A measure of the extent to which a software system can be expected to deliver usable services when those services are demanded. Software reliability differs considerably from program “correctness” (see program correctness proof). Correctness is the static property that a program is consistent with its specification, while reliability is related to the dynamic demands that are made upon the system and the ability to produce a satisfactory response to those demands.

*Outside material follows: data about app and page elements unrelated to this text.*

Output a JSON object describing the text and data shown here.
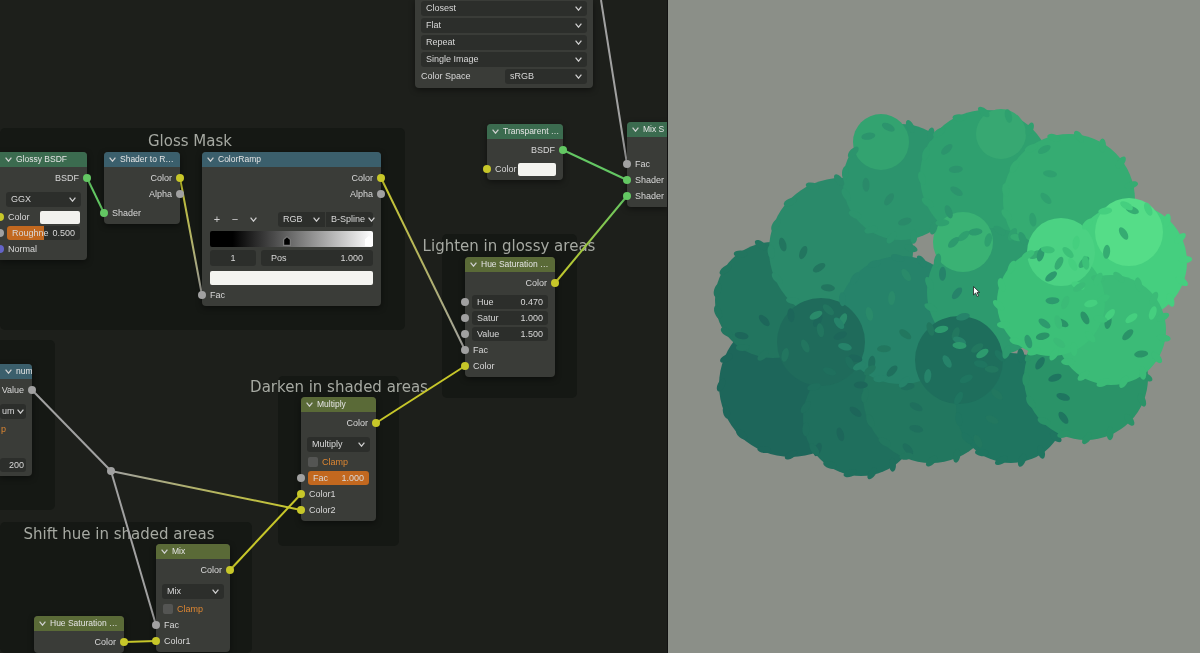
{
  "frames": [
    {
      "label": "Gloss Mask"
    },
    {
      "label": "Lighten in glossy areas"
    },
    {
      "label": "Darken in shaded areas"
    },
    {
      "label": "Shift hue in shaded areas"
    }
  ],
  "nodes": [
    {
      "rows": [
        {
          "kind": "dropdown",
          "value": "Closest"
        },
        {
          "kind": "dropdown",
          "value": "Flat"
        },
        {
          "kind": "dropdown",
          "value": "Repeat"
        },
        {
          "kind": "dropdown",
          "value": "Single Image"
        },
        {
          "kind": "dropdown",
          "label": "Color Space",
          "value": "sRGB"
        }
      ]
    },
    {
      "header": {
        "title": "Glossy BSDF",
        "color": "#3b6b4f"
      },
      "rows": [
        {
          "kind": "output",
          "label": "BSDF",
          "socket": {
            "color": "#63c763"
          }
        },
        {
          "kind": "dropdown",
          "value": "GGX"
        },
        {
          "kind": "color_input",
          "label": "Color",
          "socket": {
            "color": "#c7c729"
          },
          "color": "#f2f2ee"
        },
        {
          "kind": "field",
          "label": "Roughne",
          "value": "0.500",
          "socket": {
            "color": "#a1a1a1"
          },
          "level": 0.5
        },
        {
          "kind": "input",
          "label": "Normal",
          "socket": {
            "color": "#6363c7"
          }
        }
      ]
    },
    {
      "header": {
        "title": "Shader to R…",
        "color": "#3b5f6c"
      },
      "rows": [
        {
          "kind": "output",
          "label": "Color",
          "socket": {
            "color": "#c7c729"
          }
        },
        {
          "kind": "output",
          "label": "Alpha",
          "socket": {
            "color": "#a1a1a1"
          }
        },
        {
          "kind": "input",
          "label": "Shader",
          "socket": {
            "color": "#63c763"
          }
        }
      ]
    },
    {
      "header": {
        "title": "ColorRamp",
        "color": "#3b5f6c"
      },
      "rows": [
        {
          "kind": "output",
          "label": "Color",
          "socket": {
            "color": "#c7c729"
          }
        },
        {
          "kind": "output",
          "label": "Alpha",
          "socket": {
            "color": "#a1a1a1"
          }
        },
        {
          "kind": "ramp_controls",
          "buttons": [
            "+",
            "−"
          ],
          "modes": [
            "RGB",
            "B-Spline"
          ]
        },
        {
          "kind": "ramp_gradient",
          "stops": [
            {
              "level": 0.47,
              "color": "#000000",
              "selected": false
            },
            {
              "level": 1,
              "color": "#ffffff",
              "selected": true
            }
          ]
        },
        {
          "kind": "ramp_fields",
          "index": "1",
          "label": "Pos",
          "value": "1.000"
        },
        {
          "kind": "swatch",
          "color": "#f4f4f0"
        },
        {
          "kind": "input",
          "label": "Fac",
          "socket": {
            "color": "#a1a1a1"
          }
        }
      ]
    },
    {
      "header": {
        "title": "Transparent …",
        "color": "#3b6b4f"
      },
      "rows": [
        {
          "kind": "output",
          "label": "BSDF",
          "socket": {
            "color": "#63c763"
          }
        },
        {
          "kind": "color_input",
          "label": "Color",
          "socket": {
            "color": "#c7c729"
          },
          "color": "#f4f4f0"
        }
      ]
    },
    {
      "header": {
        "title": "Mix S",
        "color": "#3b6b4f"
      },
      "rows": [
        {
          "kind": "input",
          "label": "Fac",
          "socket": {
            "color": "#a1a1a1"
          }
        },
        {
          "kind": "input",
          "label": "Shader",
          "socket": {
            "color": "#63c763"
          }
        },
        {
          "kind": "input",
          "label": "Shader",
          "socket": {
            "color": "#63c763"
          }
        }
      ]
    },
    {
      "header": {
        "title": "Hue Saturation …",
        "color": "#5a6a37"
      },
      "rows": [
        {
          "kind": "output",
          "label": "Color",
          "socket": {
            "color": "#c7c729"
          }
        },
        {
          "kind": "field",
          "label": "Hue",
          "value": "0.470",
          "socket": {
            "color": "#a1a1a1"
          }
        },
        {
          "kind": "field",
          "label": "Satur",
          "value": "1.000",
          "socket": {
            "color": "#a1a1a1"
          }
        },
        {
          "kind": "field",
          "label": "Value",
          "value": "1.500",
          "socket": {
            "color": "#a1a1a1"
          }
        },
        {
          "kind": "input",
          "label": "Fac",
          "socket": {
            "color": "#a1a1a1"
          }
        },
        {
          "kind": "input",
          "label": "Color",
          "socket": {
            "color": "#c7c729"
          }
        }
      ]
    },
    {
      "header": {
        "title": "num",
        "color": "#3b5f6c"
      },
      "rows": [
        {
          "kind": "output",
          "label": "Value",
          "socket": {
            "color": "#a1a1a1"
          }
        },
        {
          "kind": "dropdown",
          "value": "um"
        },
        {
          "kind": "option_label",
          "label": "p"
        },
        {
          "kind": "field",
          "value": "200"
        }
      ]
    },
    {
      "header": {
        "title": "Multiply",
        "color": "#5a6a37"
      },
      "rows": [
        {
          "kind": "output",
          "label": "Color",
          "socket": {
            "color": "#c7c729"
          }
        },
        {
          "kind": "dropdown",
          "value": "Multiply"
        },
        {
          "kind": "checkbox",
          "label": "Clamp",
          "checked": false
        },
        {
          "kind": "field",
          "label": "Fac",
          "value": "1.000",
          "socket": {
            "color": "#a1a1a1"
          },
          "level": 1
        },
        {
          "kind": "input",
          "label": "Color1",
          "socket": {
            "color": "#c7c729"
          }
        },
        {
          "kind": "input",
          "label": "Color2",
          "socket": {
            "color": "#c7c729"
          }
        }
      ]
    },
    {
      "header": {
        "title": "Hue Saturation …",
        "color": "#5a6a37"
      },
      "rows": [
        {
          "kind": "output",
          "label": "Color",
          "socket": {
            "color": "#c7c729"
          }
        }
      ]
    },
    {
      "header": {
        "title": "Mix",
        "color": "#5a6a37"
      },
      "rows": [
        {
          "kind": "output",
          "label": "Color",
          "socket": {
            "color": "#c7c729"
          }
        },
        {
          "kind": "dropdown",
          "value": "Mix"
        },
        {
          "kind": "checkbox",
          "label": "Clamp",
          "checked": false
        },
        {
          "kind": "input",
          "label": "Fac",
          "socket": {
            "color": "#a1a1a1"
          }
        },
        {
          "kind": "input",
          "label": "Color1",
          "socket": {
            "color": "#c7c729"
          }
        }
      ]
    }
  ]
}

A program that is “correct” may be regarded as unreliable if, for example, the specification against which the program is shown to be correct does not capture all of the users' expectations of the program. Conversely, a program that is not completely correct may be regarded as reliable if the errors are insignificant, occur infrequently at noncritical times, or can simply be avoided by the users.